Apparently, according to an archeologist from Italy’s Ministry of Cultural Heritage, the antique is a stolen good that was “looted, smuggled, and illegally exported from Italy.”
The sculpture is called “Fragment of Myron’s Samian Athena” from the Axel Vervoordt Gallery in Belgium and dates 1st or 2nd century.
When it arrived in Los Angeles in 2016, the Feds were alerted of the possibility of the art piece being what is considered a “protected cultural property.”
According to the United Nations Educational, Scientific and Cultural Organization, during the Convention for the Protection of Cultural Property first held in The Hague in 1954 and revisited in 1999, protected cultural properties are the safeguarding of “movable or immovable property of great importance to the cultural heritage of every people, such as monuments of architecture, art or history, whether religious or secular; archaeological sites; groups of buildings which, as a whole, are of historical or artistic interest; works of art; manuscripts, books and other objects of artistic, historical or archaeological interest; as well as scientific collections and important collections of books or archives or of reproductions of the property defined above.”
The Kardashian had received a $745,882, 5.5-ton shipment of 40 antiques and contemporary furniture to decorate one of her properties.
According to a complaint filed in California on Friday, the newly minted billionaire divorcee has to hand over the property in what is called a “civil forfeiture.”
But in a plot twist that smells suspiciously like an episode of “Keeping Up with the Kardashians,” her office states that she didn’t even buy this piece in question and the law student is ready to work with the government to find the real ancient boosters.
“Kim never purchased this piece and this is the first that she has learned of its existence. We believe it may have been purchased using her name without authorization and because it was never received, she was unaware of the transaction.

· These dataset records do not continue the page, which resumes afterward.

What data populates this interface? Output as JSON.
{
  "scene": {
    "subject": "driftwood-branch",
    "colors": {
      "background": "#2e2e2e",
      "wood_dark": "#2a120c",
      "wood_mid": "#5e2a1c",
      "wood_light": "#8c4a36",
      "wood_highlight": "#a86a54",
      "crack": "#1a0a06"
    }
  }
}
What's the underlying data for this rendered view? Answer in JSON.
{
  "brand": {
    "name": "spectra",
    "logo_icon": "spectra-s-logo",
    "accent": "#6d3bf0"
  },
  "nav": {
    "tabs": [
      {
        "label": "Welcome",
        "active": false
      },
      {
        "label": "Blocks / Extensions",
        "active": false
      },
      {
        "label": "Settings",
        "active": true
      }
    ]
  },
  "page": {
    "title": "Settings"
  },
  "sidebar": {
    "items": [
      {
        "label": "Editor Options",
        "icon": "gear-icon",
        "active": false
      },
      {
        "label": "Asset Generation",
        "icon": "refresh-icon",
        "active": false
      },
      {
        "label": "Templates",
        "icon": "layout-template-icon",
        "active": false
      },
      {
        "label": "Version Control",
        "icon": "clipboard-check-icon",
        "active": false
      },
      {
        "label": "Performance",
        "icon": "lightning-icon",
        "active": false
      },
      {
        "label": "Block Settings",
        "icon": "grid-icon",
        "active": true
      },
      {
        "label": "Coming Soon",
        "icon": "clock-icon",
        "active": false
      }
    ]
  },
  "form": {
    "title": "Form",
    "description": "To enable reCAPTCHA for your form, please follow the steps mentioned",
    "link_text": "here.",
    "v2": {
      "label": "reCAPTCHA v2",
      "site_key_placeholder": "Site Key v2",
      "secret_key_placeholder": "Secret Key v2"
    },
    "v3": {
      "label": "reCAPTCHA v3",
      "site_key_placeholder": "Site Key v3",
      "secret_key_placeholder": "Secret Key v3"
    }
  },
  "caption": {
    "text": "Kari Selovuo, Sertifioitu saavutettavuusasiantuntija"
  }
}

We encourage an investigation and hope that it gets returned to the rightful owners.”
As a woman of Armenian descent, we are sure she would never want anything to do with the stealing of culture, a phenomenon that has left her own people stripped of its heritage.